Action item =>
Which lines in the data below contain the word "ensure"? Return each of them.
━━━━━━━━━━━━━━━━━━━━
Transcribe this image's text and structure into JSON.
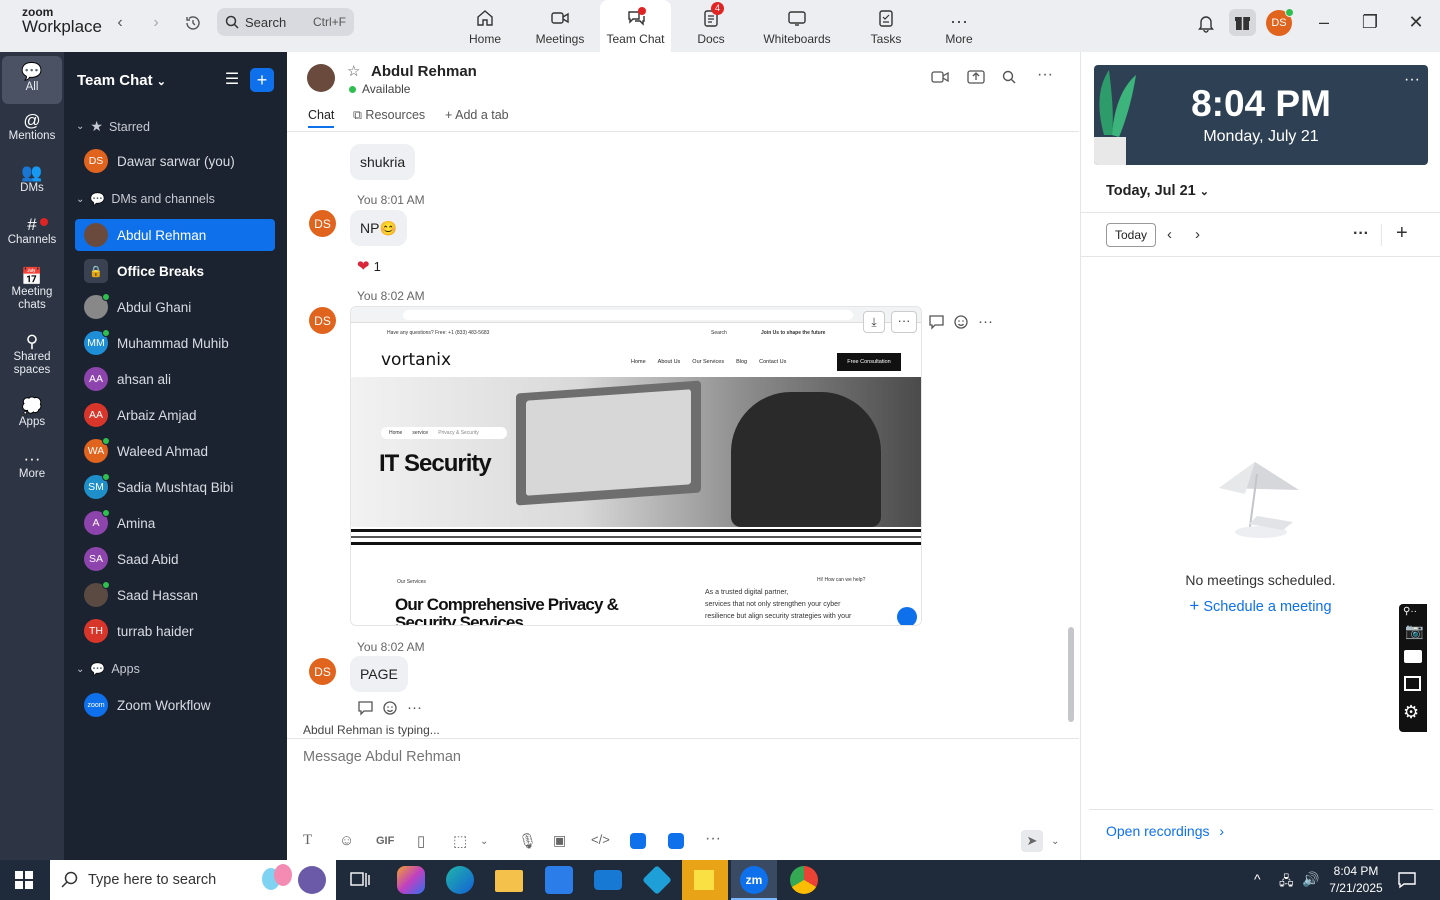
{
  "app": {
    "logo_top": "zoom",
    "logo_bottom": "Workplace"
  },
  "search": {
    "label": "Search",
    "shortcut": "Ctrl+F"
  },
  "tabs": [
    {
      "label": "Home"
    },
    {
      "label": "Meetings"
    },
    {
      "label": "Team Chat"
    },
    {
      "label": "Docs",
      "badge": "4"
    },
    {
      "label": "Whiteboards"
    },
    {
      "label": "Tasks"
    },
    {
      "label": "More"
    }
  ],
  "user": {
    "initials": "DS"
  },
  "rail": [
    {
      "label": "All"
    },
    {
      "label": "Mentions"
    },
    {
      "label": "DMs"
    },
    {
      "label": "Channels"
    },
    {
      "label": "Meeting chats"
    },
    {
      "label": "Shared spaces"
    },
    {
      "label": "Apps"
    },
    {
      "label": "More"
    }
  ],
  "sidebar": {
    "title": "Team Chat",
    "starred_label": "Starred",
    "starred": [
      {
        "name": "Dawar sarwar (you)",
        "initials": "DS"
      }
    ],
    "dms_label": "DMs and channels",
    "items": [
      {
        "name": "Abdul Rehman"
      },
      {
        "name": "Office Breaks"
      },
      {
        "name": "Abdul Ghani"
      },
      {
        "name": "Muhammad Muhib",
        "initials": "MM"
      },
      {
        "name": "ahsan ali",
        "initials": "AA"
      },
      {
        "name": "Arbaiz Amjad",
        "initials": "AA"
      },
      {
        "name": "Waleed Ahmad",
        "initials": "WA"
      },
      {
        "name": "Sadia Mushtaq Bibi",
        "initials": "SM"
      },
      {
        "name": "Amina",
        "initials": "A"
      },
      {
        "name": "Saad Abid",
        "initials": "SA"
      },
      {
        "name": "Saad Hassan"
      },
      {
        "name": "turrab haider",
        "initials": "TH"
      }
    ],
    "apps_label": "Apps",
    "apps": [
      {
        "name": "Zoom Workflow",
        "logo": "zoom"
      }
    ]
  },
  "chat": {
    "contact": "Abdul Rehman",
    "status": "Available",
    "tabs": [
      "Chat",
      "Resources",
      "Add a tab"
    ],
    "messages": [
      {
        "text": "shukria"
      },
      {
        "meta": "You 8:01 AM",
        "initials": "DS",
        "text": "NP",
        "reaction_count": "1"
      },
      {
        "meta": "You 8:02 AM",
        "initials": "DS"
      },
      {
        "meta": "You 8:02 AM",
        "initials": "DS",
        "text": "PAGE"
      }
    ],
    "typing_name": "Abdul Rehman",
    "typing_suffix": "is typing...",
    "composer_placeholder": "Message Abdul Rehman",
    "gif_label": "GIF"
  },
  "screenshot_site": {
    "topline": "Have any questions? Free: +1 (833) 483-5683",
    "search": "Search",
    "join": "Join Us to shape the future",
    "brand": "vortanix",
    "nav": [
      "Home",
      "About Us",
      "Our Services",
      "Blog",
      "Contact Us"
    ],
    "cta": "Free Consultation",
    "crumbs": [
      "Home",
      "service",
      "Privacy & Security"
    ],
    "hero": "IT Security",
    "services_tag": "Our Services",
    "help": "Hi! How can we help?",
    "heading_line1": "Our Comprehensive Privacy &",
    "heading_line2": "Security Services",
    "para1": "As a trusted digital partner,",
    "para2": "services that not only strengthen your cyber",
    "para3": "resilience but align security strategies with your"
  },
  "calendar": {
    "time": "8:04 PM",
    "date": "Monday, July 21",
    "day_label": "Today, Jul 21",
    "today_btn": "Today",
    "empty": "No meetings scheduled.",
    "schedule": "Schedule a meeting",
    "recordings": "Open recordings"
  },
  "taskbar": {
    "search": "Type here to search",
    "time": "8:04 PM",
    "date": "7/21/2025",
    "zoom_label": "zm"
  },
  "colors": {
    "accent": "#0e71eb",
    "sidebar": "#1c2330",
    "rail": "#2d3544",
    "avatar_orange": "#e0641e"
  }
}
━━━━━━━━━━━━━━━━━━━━
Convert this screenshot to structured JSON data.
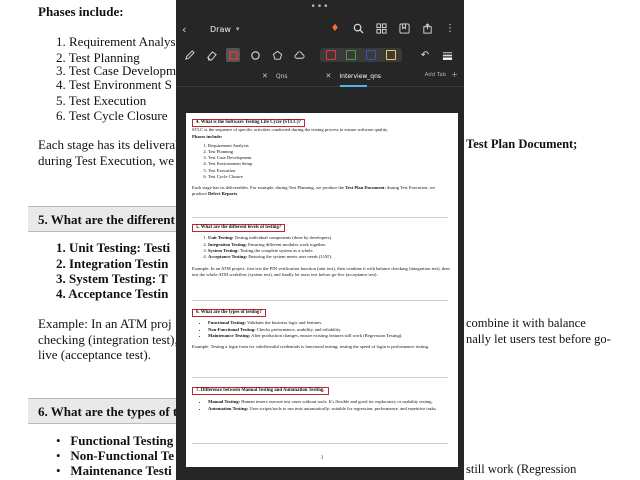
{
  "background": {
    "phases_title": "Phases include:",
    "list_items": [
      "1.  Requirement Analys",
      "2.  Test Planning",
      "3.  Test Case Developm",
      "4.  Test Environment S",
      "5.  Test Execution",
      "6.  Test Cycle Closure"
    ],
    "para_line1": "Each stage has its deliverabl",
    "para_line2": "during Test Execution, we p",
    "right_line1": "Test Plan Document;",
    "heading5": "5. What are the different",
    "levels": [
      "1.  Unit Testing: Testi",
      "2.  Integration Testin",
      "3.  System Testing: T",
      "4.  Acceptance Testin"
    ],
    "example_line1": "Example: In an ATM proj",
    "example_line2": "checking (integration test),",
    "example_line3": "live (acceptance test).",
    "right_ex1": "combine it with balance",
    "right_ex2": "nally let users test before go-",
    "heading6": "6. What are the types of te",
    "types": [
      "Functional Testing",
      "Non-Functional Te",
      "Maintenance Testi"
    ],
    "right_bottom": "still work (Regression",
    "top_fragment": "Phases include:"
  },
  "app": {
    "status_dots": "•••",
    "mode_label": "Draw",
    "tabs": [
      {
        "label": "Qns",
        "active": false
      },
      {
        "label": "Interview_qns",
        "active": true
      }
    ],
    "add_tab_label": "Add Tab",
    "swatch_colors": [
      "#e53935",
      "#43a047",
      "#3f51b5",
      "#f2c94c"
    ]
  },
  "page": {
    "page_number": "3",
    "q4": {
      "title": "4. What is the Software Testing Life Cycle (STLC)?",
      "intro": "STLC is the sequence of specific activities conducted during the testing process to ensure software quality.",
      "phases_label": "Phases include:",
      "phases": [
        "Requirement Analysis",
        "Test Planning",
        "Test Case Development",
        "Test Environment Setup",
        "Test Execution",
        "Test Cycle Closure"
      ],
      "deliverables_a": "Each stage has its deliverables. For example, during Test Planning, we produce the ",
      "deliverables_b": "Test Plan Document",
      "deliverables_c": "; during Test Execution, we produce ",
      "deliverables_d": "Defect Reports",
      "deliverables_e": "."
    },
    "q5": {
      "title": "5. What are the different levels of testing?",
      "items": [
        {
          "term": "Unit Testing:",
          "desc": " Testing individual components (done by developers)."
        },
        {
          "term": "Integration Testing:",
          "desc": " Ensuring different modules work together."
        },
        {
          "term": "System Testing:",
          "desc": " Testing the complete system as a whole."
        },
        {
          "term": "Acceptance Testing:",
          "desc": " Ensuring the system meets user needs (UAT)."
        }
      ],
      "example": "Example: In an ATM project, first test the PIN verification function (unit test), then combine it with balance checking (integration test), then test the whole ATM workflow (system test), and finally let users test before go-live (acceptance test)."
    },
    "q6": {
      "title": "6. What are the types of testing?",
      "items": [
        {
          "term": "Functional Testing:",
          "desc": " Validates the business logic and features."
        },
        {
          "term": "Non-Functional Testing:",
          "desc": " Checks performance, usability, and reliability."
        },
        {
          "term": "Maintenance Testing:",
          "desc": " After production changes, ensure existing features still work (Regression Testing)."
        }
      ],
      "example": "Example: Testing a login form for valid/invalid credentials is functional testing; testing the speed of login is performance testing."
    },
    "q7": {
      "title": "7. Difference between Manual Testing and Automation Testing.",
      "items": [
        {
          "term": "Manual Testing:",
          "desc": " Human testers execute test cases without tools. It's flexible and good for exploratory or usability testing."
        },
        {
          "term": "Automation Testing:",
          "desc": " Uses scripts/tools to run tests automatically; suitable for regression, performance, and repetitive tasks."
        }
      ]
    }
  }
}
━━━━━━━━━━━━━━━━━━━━
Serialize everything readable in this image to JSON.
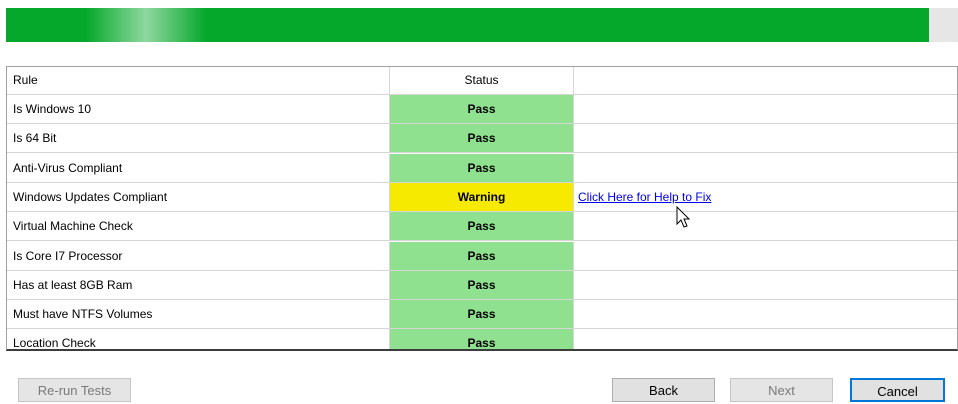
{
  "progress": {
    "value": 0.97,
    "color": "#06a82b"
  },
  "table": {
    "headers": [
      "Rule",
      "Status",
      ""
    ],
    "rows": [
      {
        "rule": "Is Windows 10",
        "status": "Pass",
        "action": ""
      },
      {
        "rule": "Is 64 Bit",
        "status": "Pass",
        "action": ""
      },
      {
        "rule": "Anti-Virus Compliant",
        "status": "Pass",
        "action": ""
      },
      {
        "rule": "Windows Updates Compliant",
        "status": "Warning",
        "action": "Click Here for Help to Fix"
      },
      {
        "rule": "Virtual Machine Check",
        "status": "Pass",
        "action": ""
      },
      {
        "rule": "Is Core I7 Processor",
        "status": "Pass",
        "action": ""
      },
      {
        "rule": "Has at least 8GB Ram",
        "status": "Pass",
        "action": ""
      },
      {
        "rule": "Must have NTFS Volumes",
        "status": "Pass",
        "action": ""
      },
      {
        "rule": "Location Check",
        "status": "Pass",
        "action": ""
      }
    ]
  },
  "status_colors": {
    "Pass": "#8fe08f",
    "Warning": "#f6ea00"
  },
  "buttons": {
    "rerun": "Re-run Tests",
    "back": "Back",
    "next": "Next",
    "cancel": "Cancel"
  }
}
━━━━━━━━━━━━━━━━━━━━
Solution =>
      "intro": "STLC is the sequence of specific activities conducted during the testing process to ensure software quality.",
          "desc": " After production changes, ensure existing features still work (Regression Testing)."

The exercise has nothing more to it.